*** Block opens ***

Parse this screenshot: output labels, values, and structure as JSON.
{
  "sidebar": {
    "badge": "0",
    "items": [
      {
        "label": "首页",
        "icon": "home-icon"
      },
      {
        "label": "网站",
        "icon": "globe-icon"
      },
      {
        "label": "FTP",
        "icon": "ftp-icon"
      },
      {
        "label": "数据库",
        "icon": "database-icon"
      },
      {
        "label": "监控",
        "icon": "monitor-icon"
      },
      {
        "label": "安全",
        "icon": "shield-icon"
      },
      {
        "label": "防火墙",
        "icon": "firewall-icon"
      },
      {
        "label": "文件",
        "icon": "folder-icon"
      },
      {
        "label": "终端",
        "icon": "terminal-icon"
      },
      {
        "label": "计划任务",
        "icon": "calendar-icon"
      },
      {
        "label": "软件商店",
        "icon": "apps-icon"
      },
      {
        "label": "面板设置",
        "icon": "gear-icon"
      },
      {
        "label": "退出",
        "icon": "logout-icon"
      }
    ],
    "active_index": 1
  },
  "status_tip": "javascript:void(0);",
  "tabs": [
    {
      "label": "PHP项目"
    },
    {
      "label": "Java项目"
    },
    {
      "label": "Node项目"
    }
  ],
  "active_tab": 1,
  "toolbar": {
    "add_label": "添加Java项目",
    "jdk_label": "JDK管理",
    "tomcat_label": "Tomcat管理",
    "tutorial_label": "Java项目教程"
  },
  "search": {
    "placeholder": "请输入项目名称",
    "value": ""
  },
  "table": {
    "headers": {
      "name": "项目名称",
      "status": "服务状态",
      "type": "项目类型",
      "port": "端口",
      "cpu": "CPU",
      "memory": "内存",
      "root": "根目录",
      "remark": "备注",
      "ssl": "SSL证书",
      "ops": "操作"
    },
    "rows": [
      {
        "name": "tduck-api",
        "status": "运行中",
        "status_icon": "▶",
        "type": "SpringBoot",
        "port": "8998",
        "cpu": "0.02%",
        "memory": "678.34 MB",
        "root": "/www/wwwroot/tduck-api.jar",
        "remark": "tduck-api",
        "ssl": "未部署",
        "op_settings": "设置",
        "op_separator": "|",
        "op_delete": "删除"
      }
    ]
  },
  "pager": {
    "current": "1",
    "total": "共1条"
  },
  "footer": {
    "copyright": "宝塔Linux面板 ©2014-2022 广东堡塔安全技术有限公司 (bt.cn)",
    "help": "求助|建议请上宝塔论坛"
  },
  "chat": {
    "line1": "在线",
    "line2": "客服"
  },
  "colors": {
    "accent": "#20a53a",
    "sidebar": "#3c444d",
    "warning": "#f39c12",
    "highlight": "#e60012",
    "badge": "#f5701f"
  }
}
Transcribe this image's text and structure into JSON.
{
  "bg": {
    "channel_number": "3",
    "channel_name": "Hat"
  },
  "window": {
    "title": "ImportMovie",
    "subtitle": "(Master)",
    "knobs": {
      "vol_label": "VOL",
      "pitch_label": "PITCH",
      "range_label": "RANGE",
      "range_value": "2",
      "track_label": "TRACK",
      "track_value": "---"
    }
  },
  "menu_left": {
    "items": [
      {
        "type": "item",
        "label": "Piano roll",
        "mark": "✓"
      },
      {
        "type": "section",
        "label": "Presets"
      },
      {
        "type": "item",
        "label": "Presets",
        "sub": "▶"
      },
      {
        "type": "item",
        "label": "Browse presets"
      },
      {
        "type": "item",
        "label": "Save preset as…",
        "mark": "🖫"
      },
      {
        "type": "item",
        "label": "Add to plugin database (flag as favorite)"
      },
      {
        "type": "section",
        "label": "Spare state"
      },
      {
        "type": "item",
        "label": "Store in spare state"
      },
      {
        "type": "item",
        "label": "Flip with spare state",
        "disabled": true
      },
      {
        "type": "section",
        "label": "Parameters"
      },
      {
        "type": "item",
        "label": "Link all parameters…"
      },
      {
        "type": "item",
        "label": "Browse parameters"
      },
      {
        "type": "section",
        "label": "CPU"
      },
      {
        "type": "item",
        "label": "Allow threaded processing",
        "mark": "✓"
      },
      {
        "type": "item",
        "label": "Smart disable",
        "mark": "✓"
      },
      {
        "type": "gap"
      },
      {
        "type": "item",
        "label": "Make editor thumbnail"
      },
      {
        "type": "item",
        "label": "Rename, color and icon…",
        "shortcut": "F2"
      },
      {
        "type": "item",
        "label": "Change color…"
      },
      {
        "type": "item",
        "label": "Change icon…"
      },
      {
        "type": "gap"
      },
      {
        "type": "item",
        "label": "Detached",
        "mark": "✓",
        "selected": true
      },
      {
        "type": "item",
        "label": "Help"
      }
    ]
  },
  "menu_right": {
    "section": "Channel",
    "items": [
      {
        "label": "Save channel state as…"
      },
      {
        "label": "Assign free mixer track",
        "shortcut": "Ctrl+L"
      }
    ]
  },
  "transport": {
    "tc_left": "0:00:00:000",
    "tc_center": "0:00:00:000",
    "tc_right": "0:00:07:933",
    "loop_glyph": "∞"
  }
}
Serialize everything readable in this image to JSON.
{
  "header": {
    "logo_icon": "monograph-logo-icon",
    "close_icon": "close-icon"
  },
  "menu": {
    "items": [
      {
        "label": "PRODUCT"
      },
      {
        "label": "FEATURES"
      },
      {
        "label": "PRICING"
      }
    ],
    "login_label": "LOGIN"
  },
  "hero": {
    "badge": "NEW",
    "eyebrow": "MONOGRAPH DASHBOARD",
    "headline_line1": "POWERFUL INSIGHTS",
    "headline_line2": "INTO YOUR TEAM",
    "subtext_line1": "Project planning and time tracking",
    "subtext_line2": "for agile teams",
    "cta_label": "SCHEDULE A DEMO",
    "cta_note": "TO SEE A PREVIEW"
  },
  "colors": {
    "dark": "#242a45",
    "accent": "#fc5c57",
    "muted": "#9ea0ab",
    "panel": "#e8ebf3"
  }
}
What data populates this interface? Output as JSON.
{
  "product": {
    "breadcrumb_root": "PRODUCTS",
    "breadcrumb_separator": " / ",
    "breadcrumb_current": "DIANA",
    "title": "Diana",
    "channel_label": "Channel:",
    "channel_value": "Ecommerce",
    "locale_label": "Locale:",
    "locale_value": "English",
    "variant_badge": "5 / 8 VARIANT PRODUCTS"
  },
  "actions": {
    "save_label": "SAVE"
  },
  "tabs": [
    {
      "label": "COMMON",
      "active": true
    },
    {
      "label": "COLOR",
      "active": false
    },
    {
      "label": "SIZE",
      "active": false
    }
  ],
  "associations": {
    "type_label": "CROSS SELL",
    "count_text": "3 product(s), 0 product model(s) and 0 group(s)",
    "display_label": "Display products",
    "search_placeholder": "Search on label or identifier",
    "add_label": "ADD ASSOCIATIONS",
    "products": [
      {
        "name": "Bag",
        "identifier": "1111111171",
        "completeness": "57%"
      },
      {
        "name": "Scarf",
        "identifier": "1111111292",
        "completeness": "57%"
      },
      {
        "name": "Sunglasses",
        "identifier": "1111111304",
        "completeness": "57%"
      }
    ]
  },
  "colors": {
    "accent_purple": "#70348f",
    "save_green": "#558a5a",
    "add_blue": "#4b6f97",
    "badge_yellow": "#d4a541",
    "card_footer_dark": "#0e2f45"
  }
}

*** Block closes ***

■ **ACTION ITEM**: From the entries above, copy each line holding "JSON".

■ **OUTPUT OF THE TASK**:
Parse this screenshot: output labels, values, and structure as JSON.
Transcribe this image's text and structure into JSON.
Serialize everything readable in this image to JSON.
What data populates this interface? Output as JSON.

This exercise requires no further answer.